* _Action item_: Please count the lines in these records that contain "Stack" and give only that count.

* _Material provided_:
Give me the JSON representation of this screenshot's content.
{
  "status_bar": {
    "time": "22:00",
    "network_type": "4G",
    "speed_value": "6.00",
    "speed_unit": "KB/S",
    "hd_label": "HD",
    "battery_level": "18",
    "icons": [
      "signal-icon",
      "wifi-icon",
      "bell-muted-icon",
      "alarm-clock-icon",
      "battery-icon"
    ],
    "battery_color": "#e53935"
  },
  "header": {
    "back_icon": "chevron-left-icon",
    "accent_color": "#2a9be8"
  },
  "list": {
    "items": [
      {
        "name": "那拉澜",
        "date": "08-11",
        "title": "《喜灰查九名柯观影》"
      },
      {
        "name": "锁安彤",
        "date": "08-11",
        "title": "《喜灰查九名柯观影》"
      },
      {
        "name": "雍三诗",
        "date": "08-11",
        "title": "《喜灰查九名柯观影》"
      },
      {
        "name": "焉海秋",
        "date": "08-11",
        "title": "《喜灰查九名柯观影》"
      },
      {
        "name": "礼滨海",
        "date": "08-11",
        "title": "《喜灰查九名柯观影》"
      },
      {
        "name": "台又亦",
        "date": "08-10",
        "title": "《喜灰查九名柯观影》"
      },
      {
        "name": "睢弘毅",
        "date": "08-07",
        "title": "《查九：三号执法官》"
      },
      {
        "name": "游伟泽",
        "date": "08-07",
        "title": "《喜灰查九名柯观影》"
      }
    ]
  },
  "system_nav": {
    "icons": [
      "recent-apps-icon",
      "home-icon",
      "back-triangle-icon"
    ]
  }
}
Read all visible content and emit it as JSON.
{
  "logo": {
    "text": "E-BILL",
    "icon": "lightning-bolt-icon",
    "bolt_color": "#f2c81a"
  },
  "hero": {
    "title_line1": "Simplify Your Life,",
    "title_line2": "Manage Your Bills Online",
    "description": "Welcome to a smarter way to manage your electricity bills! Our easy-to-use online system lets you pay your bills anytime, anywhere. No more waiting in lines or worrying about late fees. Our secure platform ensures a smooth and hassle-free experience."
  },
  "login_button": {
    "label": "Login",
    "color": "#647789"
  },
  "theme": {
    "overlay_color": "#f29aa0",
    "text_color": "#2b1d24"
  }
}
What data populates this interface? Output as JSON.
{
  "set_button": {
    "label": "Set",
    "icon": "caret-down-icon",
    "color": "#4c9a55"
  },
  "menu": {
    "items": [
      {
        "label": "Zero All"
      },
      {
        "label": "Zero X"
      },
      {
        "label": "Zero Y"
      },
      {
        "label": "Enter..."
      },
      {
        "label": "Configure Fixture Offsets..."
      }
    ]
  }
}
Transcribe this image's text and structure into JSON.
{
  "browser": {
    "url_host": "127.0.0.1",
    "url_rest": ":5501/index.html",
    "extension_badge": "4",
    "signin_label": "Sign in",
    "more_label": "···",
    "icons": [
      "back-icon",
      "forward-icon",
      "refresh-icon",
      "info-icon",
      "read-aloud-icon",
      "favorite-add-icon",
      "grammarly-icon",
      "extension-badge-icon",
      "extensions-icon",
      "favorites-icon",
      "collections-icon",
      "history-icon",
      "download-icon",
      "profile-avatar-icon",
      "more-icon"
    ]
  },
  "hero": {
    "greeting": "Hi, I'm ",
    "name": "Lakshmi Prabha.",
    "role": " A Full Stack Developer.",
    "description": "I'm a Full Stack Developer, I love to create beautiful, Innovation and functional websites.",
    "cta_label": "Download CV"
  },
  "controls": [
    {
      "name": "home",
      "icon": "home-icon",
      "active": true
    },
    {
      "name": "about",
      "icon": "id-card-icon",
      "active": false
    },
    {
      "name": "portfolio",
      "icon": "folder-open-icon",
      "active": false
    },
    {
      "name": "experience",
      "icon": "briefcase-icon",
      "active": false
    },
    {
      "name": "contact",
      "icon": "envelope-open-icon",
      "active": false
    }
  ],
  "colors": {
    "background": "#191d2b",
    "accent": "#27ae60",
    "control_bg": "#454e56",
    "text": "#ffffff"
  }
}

* _Result_: 2